▶ _Records_:
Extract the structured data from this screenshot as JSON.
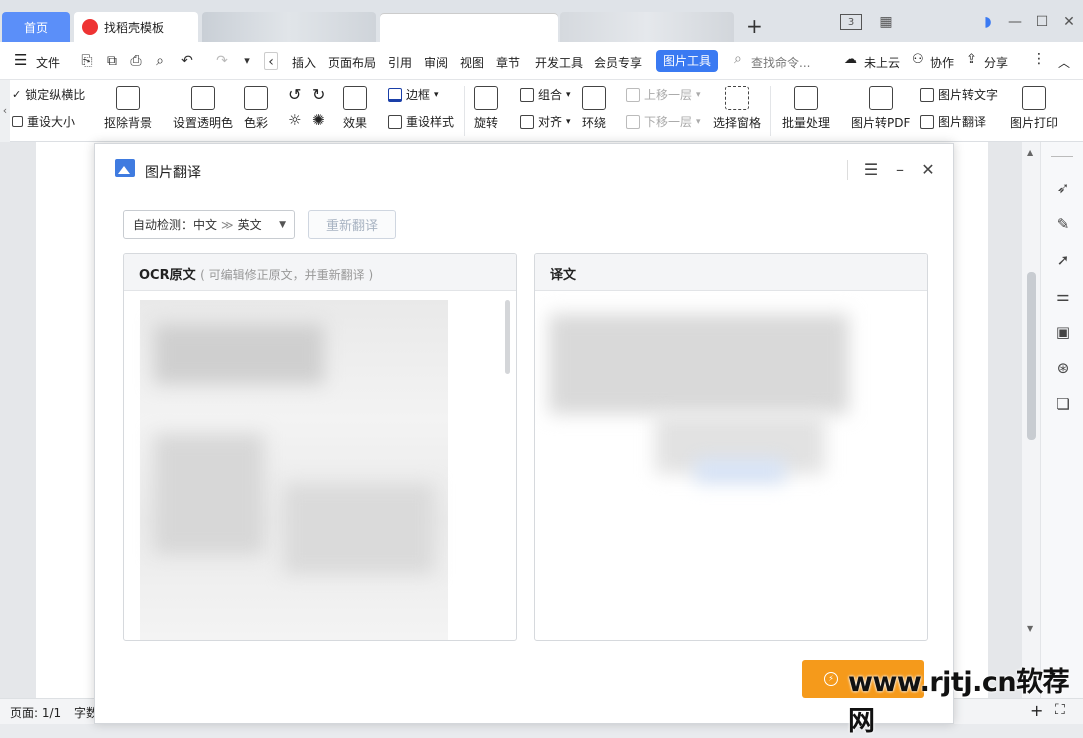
{
  "tabs": {
    "home": "首页",
    "template": "找稻壳模板",
    "new_tab": "+"
  },
  "window": {
    "layout_badge": "3"
  },
  "menu": {
    "file": "文件",
    "items": [
      "插入",
      "页面布局",
      "引用",
      "审阅",
      "视图",
      "章节",
      "开发工具",
      "会员专享"
    ],
    "picture_tool": "图片工具",
    "search_placeholder": "查找命令...",
    "cloud": "未上云",
    "collab": "协作",
    "share": "分享"
  },
  "ribbon": {
    "lock_ratio": "锁定纵横比",
    "reset_size": "重设大小",
    "remove_bg": "抠除背景",
    "set_transparent": "设置透明色",
    "color": "色彩",
    "effects": "效果",
    "border": "边框",
    "reset_style": "重设样式",
    "rotate": "旋转",
    "group": "组合",
    "align": "对齐",
    "wrap": "环绕",
    "bring_forward": "上移一层",
    "send_backward": "下移一层",
    "selection_pane": "选择窗格",
    "batch": "批量处理",
    "to_pdf": "图片转PDF",
    "to_text": "图片转文字",
    "translate": "图片翻译",
    "print": "图片打印"
  },
  "dialog": {
    "title": "图片翻译",
    "lang_detect": "自动检测：中文",
    "lang_arrow": "≫",
    "lang_target": "英文",
    "retranslate": "重新翻译",
    "ocr_title": "OCR原文",
    "ocr_hint": "( 可编辑修正原文，并重新翻译 )",
    "result_title": "译文"
  },
  "status": {
    "page": "页面: 1/1",
    "words": "字数"
  },
  "watermark": "www.rjtj.cn软荐网",
  "colors": {
    "accent": "#3a7af2",
    "home_tab": "#5b8ff9",
    "orange": "#f59a1b"
  }
}
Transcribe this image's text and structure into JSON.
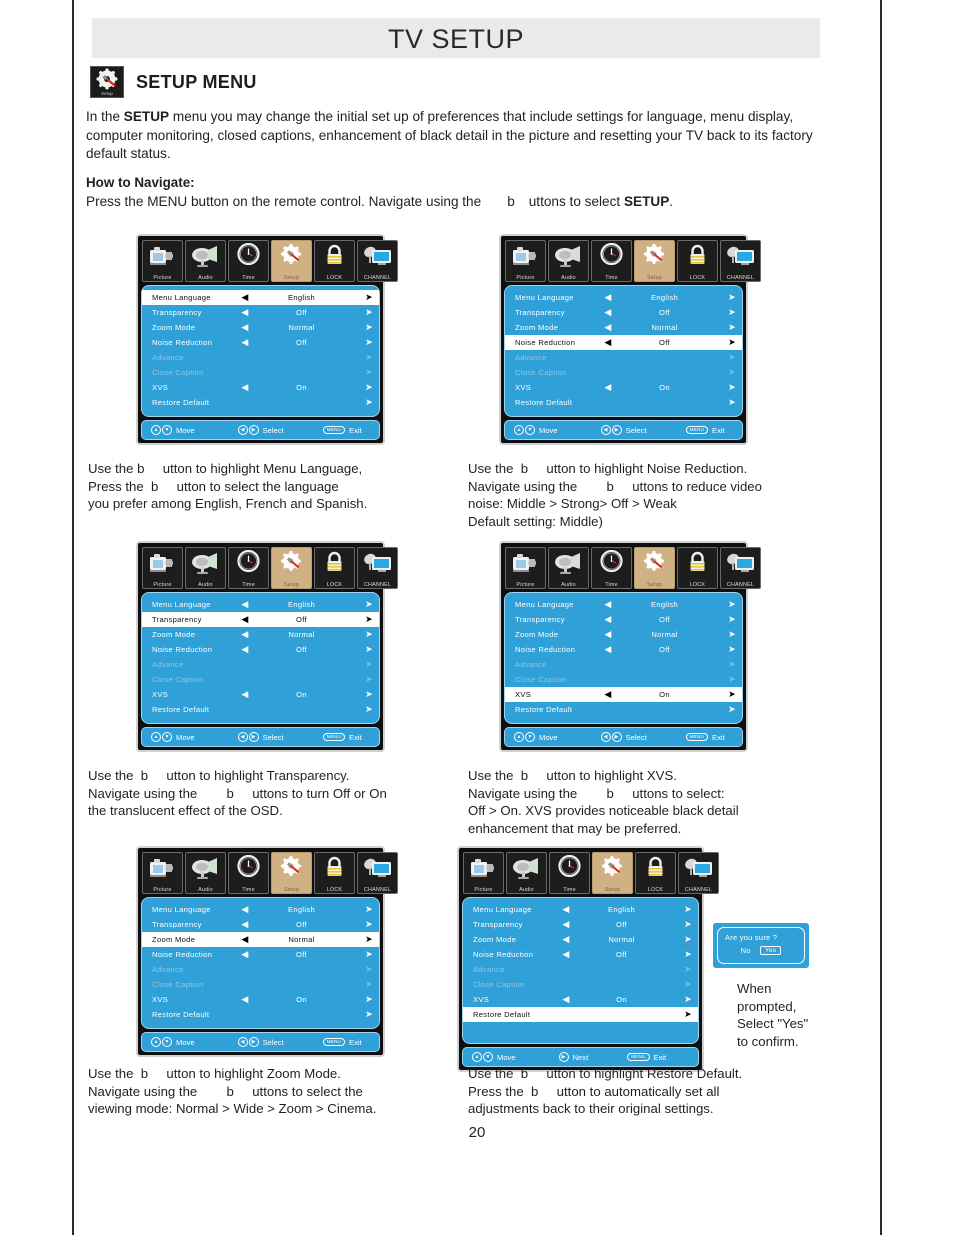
{
  "page": {
    "header_title": "TV SETUP",
    "section_title": "SETUP MENU",
    "section_icon_caption": "Setup",
    "page_number": "20"
  },
  "intro": {
    "lead": "In the ",
    "bold": "SETUP",
    "rest": " menu you may change the initial set up of preferences that include settings for language, menu display, computer monitoring, closed captions, enhancement of black detail in the picture and resetting your TV back to its factory default status."
  },
  "navigate": {
    "heading": "How to Navigate:",
    "text_before": "Press the MENU button on the remote control. Navigate using the",
    "glyph": "b",
    "text_after": "uttons to select ",
    "target": "SETUP",
    "period": "."
  },
  "icon_tabs": [
    {
      "name": "picture-icon",
      "label": "Picture",
      "active": false
    },
    {
      "name": "audio-icon",
      "label": "Audio",
      "active": false
    },
    {
      "name": "time-icon",
      "label": "Time",
      "active": false
    },
    {
      "name": "setup-icon",
      "label": "Setup",
      "active": true
    },
    {
      "name": "lock-icon",
      "label": "LOCK",
      "active": false
    },
    {
      "name": "channel-icon",
      "label": "CHANNEL",
      "active": false
    }
  ],
  "menu_items": [
    {
      "label": "Menu Language",
      "value": "English",
      "left_arrow": true,
      "right_arrow": true,
      "dim": false
    },
    {
      "label": "Transparency",
      "value": "Off",
      "left_arrow": true,
      "right_arrow": true,
      "dim": false
    },
    {
      "label": "Zoom Mode",
      "value": "Normal",
      "left_arrow": true,
      "right_arrow": true,
      "dim": false
    },
    {
      "label": "Noise Reduction",
      "value": "Off",
      "left_arrow": true,
      "right_arrow": true,
      "dim": false
    },
    {
      "label": "Advance",
      "value": "",
      "left_arrow": false,
      "right_arrow": true,
      "dim": true
    },
    {
      "label": "Close Caption",
      "value": "",
      "left_arrow": false,
      "right_arrow": true,
      "dim": true
    },
    {
      "label": "XVS",
      "value": "On",
      "left_arrow": true,
      "right_arrow": true,
      "dim": false
    },
    {
      "label": "Restore Default",
      "value": "",
      "left_arrow": false,
      "right_arrow": true,
      "dim": false
    }
  ],
  "footer": {
    "move": "Move",
    "select": "Select",
    "next": "Next",
    "exit": "Exit",
    "menu_pill": "MENU"
  },
  "panels": [
    {
      "id": "panel-1",
      "selected_index": 0,
      "footer_mid": "Select"
    },
    {
      "id": "panel-2",
      "selected_index": 3,
      "footer_mid": "Select"
    },
    {
      "id": "panel-3",
      "selected_index": 1,
      "footer_mid": "Select"
    },
    {
      "id": "panel-4",
      "selected_index": 6,
      "footer_mid": "Select"
    },
    {
      "id": "panel-5",
      "selected_index": 2,
      "footer_mid": "Select"
    },
    {
      "id": "panel-6",
      "selected_index": 7,
      "footer_mid": "Next"
    }
  ],
  "captions": {
    "c1": [
      "Use the b     utton to highlight Menu Language,",
      "Press the  b     utton to select the language",
      "you prefer among English, French and Spanish."
    ],
    "c2": [
      "Use the  b     utton to highlight Noise Reduction.",
      "Navigate using the        b     uttons to reduce video",
      "noise: Middle > Strong> Off > Weak",
      "Default setting: Middle)"
    ],
    "c3": [
      "Use the  b     utton to highlight Transparency.",
      "Navigate using the        b     uttons to turn Off or On",
      "the translucent effect of the OSD."
    ],
    "c4": [
      "Use the  b     utton to highlight XVS.",
      "Navigate using the        b     uttons to select:",
      "Off > On. XVS provides noticeable black detail",
      "enhancement that may be preferred."
    ],
    "c5": [
      "Use the  b     utton to highlight Zoom Mode.",
      "Navigate using the        b     uttons to select the",
      "viewing mode: Normal > Wide > Zoom > Cinema."
    ],
    "c6": [
      "Use the  b     utton to highlight Restore Default.",
      "Press the  b     utton to automatically set all",
      "adjustments back to their original settings."
    ]
  },
  "confirm_dialog": {
    "question": "Are  you sure ?",
    "no": "No",
    "yes": "Yes"
  },
  "confirm_note": [
    "When",
    "prompted,",
    "Select \"Yes\"",
    "to confirm."
  ],
  "colors": {
    "osd_blue": "#2fa1d8",
    "osd_border": "#9fd4ee",
    "tab_active": "#cfb183",
    "header_band": "#e9ebeb",
    "text": "#231f20"
  }
}
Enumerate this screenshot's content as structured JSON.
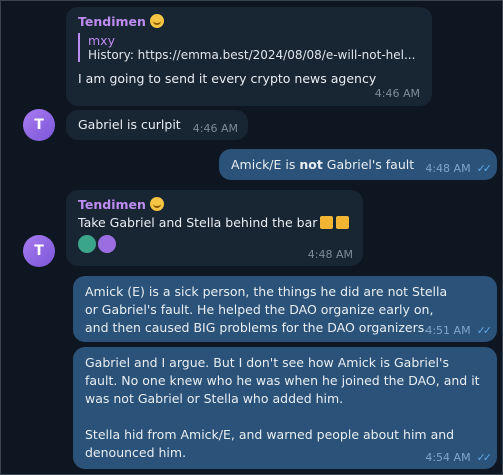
{
  "messages": [
    {
      "sender": "Tendimen",
      "reply_name": "mxy",
      "reply_text": "History: https://emma.best/2024/08/08/e-will-not-hel...",
      "text": "I am going to send it every crypto news agency",
      "time": "4:46 AM"
    },
    {
      "text": "Gabriel is curlpit",
      "time": "4:46 AM",
      "avatar_letter": "T"
    },
    {
      "text_before": "Amick/E is ",
      "text_bold": "not",
      "text_after": " Gabriel's fault",
      "time": "4:48 AM"
    },
    {
      "sender": "Tendimen",
      "text": "Take Gabriel and Stella behind the bar",
      "time": "4:48 AM",
      "avatar_letter": "T"
    },
    {
      "text": "Amick (E) is a sick person, the things he did are not Stella or Gabriel's fault. He helped the DAO organize early on, and then caused BIG problems for the DAO organizers.",
      "time": "4:51 AM"
    },
    {
      "text1": "Gabriel and I argue. But I don't see how Amick is Gabriel's fault. No one knew who he was when he joined the DAO, and it was not Gabriel or Stella who added him.",
      "text2": "Stella hid from Amick/E, and warned people about him and denounced him.",
      "time": "4:54 AM"
    }
  ],
  "colors": {
    "incoming": "#182533",
    "outgoing": "#2b5278",
    "sender": "#bd8cf0",
    "check": "#5fa8e8"
  }
}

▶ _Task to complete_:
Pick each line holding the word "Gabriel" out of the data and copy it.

▶ _Solution to this task_:
      "text": "Gabriel is curlpit",
      "text_after": " Gabriel's fault",
      "text": "Take Gabriel and Stella behind the bar",
      "text": "Amick (E) is a sick person, the things he did are not Stella or Gabriel's fault. He helped the DAO organize early on, and then caused BIG problems for the DAO organizers.",
      "text1": "Gabriel and I argue. But I don't see how Amick is Gabriel's fault. No one knew who he was when he joined the DAO, and it was not Gabriel or Stella who added him.",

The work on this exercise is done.